The law in Spain states that following the end of a marriage that custody of the children may by awarded to either parent. Although there have been recent developments that suggest the judiciary is beginning to apply more weight to the role of the father in the upbringing of the children (see Shared custody of children in Spain), in approximately 95% of cases, custody is awarded to the mother of the children.
In Spain, in order for the custody of younger children to be taken from the mother, it would be necessary to demonstrate some type of incapacity on her part to look after them. However, once the children are 13 years of age (or less if they demonstrate sufficient maturity) they will be heard by the court before any judgment is made that will personally affect them.
It may be the case of course that the spouses come to an agreement between themselves that sets out the custody of the children including the visitation rights of the spouse who does not take custody. This would have to appear in the divorce agreement. Assuming that the agreement does not put any child at risk the judge will ratify such an agreement.
In the absence of an agreement the court will take the following factors into account:
- Brothers and sisters should not be split-up
- The emotional requirements of the children
- The closeness of other relatives to the children (grandparents etc.)
- The ability of one or other of the parents to better look after the children
- Whether either of the parents has an addiction or other psychological condition

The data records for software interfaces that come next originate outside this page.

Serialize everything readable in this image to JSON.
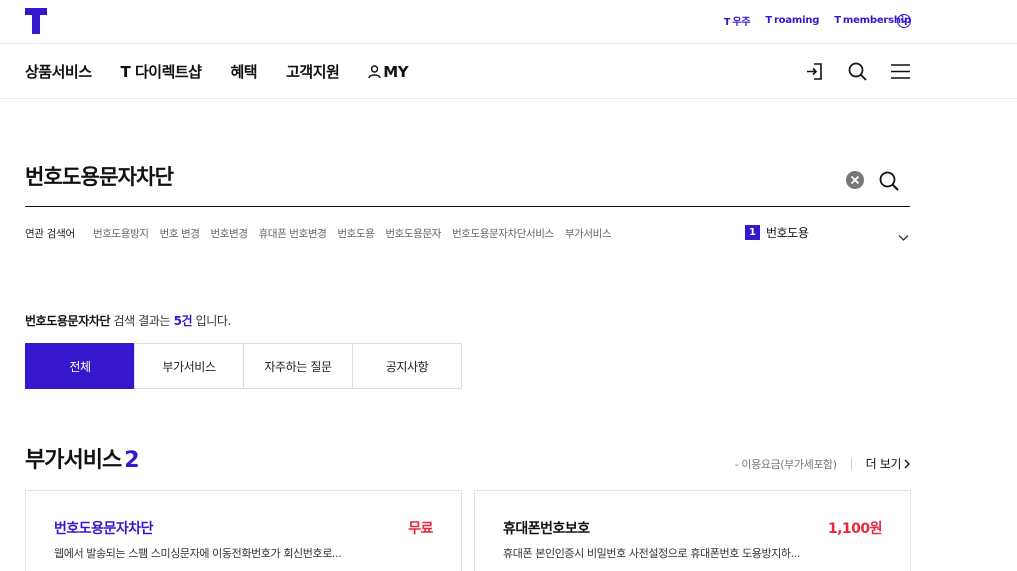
{
  "header": {
    "links": [
      {
        "prefix": "T",
        "label": "우주"
      },
      {
        "prefix": "T",
        "label": "roaming"
      },
      {
        "prefix": "T",
        "label": "membership"
      }
    ]
  },
  "gnb": {
    "menu": [
      "상품서비스",
      "T 다이렉트샵",
      "혜택",
      "고객지원"
    ],
    "my_label": "MY"
  },
  "search": {
    "value": "번호도용문자차단"
  },
  "related": {
    "label": "연관 검색어",
    "keywords": [
      "번호도용방지",
      "번호 변경",
      "번호변경",
      "휴대폰 번호변경",
      "번호도용",
      "번호도용문자",
      "번호도용문자차단서비스",
      "부가서비스"
    ],
    "rank_number": "1",
    "rank_text": "번호도용"
  },
  "result": {
    "query": "번호도용문자차단",
    "mid": " 검색 결과는 ",
    "count": "5건",
    "tail": " 입니다."
  },
  "tabs": [
    "전체",
    "부가서비스",
    "자주하는 질문",
    "공지사항"
  ],
  "section": {
    "title": "부가서비스",
    "count": "2",
    "note": "- 이용요금(부가세포함)",
    "more": "더 보기"
  },
  "cards": [
    {
      "name": "번호도용문자차단",
      "price": "무료",
      "desc": "웹에서 발송되는 스팸 스미싱문자에 이동전화번호가 회신번호로..."
    },
    {
      "name": "휴대폰번호보호",
      "price": "1,100원",
      "desc": "휴대폰 본인인증시 비밀번호 사전설정으로 휴대폰번호 도용방지하..."
    }
  ],
  "colors": {
    "brand": "#3617ce",
    "price": "#e8283f"
  }
}
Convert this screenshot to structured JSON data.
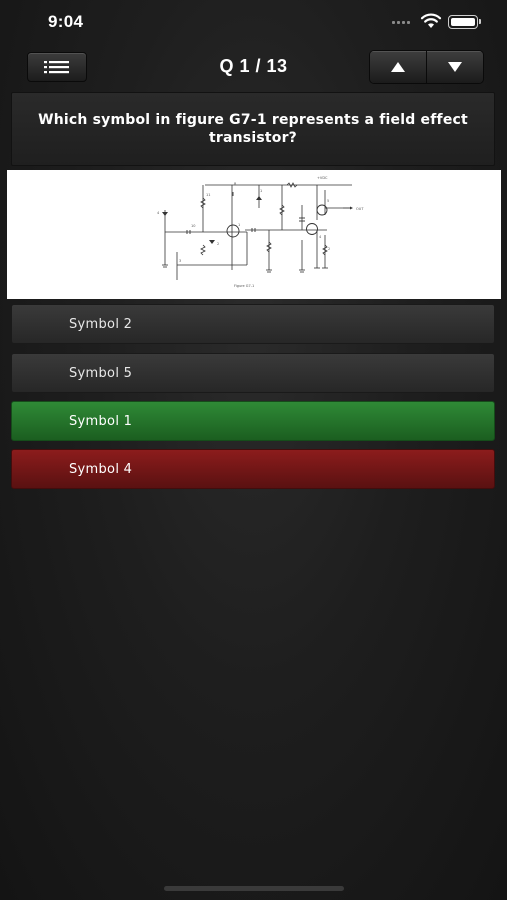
{
  "status_bar": {
    "time": "9:04"
  },
  "nav": {
    "question_counter": "Q 1 / 13"
  },
  "question": {
    "text": "Which symbol in figure G7-1 represents a field effect transistor?",
    "figure_caption": "Figure G7-1",
    "figure_labels": {
      "vcc": "+VDC",
      "out": "OUT"
    }
  },
  "answers": [
    {
      "label": "Symbol 2",
      "state": "neutral"
    },
    {
      "label": "Symbol 5",
      "state": "neutral"
    },
    {
      "label": "Symbol 1",
      "state": "correct"
    },
    {
      "label": "Symbol 4",
      "state": "wrong"
    }
  ],
  "colors": {
    "correct": "#2f8a36",
    "wrong": "#8c1c1c"
  }
}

But the factor that tends to carry most weight is the dedication of each parent towards the children before the breakdown of the marriage. It is for this reason that the the courts almost always award custody to the mother.